BRIEF:
Every record shown below is to be output exactly.

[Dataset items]
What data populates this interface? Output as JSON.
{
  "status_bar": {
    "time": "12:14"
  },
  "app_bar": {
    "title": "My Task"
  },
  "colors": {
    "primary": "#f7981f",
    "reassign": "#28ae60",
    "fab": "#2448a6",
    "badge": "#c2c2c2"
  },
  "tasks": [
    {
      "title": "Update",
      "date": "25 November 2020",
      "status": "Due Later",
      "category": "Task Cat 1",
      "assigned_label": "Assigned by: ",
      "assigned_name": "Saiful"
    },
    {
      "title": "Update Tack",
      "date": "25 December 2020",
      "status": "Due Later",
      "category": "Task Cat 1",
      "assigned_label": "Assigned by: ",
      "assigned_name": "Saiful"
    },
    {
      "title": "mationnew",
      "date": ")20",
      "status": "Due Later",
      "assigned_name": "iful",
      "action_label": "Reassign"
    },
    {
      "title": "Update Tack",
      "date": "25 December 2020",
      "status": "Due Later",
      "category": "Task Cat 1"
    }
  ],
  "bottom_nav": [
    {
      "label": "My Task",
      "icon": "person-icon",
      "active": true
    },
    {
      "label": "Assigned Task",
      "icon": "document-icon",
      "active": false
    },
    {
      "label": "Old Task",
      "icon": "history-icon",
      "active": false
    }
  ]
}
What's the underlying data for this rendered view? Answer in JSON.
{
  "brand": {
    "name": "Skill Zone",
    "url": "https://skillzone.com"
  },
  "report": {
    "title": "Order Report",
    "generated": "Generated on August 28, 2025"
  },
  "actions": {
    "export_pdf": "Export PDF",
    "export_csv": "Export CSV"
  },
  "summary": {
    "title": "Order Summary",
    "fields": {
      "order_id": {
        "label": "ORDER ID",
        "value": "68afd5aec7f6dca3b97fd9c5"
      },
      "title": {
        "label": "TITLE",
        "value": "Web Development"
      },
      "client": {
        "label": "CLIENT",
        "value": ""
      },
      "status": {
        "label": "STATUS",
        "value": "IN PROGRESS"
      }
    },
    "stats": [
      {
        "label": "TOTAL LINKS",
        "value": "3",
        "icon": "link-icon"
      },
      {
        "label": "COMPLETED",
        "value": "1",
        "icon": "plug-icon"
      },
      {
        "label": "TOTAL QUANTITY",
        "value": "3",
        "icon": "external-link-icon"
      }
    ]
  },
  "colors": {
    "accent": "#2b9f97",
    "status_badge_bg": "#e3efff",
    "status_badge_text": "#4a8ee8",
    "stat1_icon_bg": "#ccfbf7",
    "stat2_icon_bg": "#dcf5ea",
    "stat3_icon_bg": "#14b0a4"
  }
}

EXERCISE ANSWER:
What data populates this interface? Output as JSON.
{
  "status_bar": {
    "time": "12:14"
  },
  "app_bar": {
    "title": "My Task"
  },
  "colors": {
    "primary": "#f7981f",
    "reassign": "#28ae60",
    "fab": "#2448a6",
    "badge": "#c2c2c2"
  },
  "tasks": [
    {
      "title": "Update",
      "date": "25 November 2020",
      "status": "Due Later",
      "category": "Task Cat 1",
      "assigned_label": "Assigned by: ",
      "assigned_name": "Saiful"
    },
    {
      "title": "Update Tack",
      "date": "25 December 2020",
      "status": "Due Later",
      "category": "Task Cat 1",
      "assigned_label": "Assigned by: ",
      "assigned_name": "Saiful"
    },
    {
      "title": "mationnew",
      "date": ")20",
      "status": "Due Later",
      "assigned_name": "iful",
      "action_label": "Reassign"
    },
    {
      "title": "Update Tack",
      "date": "25 December 2020",
      "status": "Due Later",
      "category": "Task Cat 1"
    }
  ],
  "bottom_nav": [
    {
      "label": "My Task",
      "icon": "person-icon",
      "active": true
    },
    {
      "label": "Assigned Task",
      "icon": "document-icon",
      "active": false
    },
    {
      "label": "Old Task",
      "icon": "history-icon",
      "active": false
    }
  ]
}
What's the underlying data for this rendered view? Answer in JSON.
{
  "brand": {
    "name": "Skill Zone",
    "url": "https://skillzone.com"
  },
  "report": {
    "title": "Order Report",
    "generated": "Generated on August 28, 2025"
  },
  "actions": {
    "export_pdf": "Export PDF",
    "export_csv": "Export CSV"
  },
  "summary": {
    "title": "Order Summary",
    "fields": {
      "order_id": {
        "label": "ORDER ID",
        "value": "68afd5aec7f6dca3b97fd9c5"
      },
      "title": {
        "label": "TITLE",
        "value": "Web Development"
      },
      "client": {
        "label": "CLIENT",
        "value": ""
      },
      "status": {
        "label": "STATUS",
        "value": "IN PROGRESS"
      }
    },
    "stats": [
      {
        "label": "TOTAL LINKS",
        "value": "3",
        "icon": "link-icon"
      },
      {
        "label": "COMPLETED",
        "value": "1",
        "icon": "plug-icon"
      },
      {
        "label": "TOTAL QUANTITY",
        "value": "3",
        "icon": "external-link-icon"
      }
    ]
  },
  "colors": {
    "accent": "#2b9f97",
    "status_badge_bg": "#e3efff",
    "status_badge_text": "#4a8ee8",
    "stat1_icon_bg": "#ccfbf7",
    "stat2_icon_bg": "#dcf5ea",
    "stat3_icon_bg": "#14b0a4"
  }
}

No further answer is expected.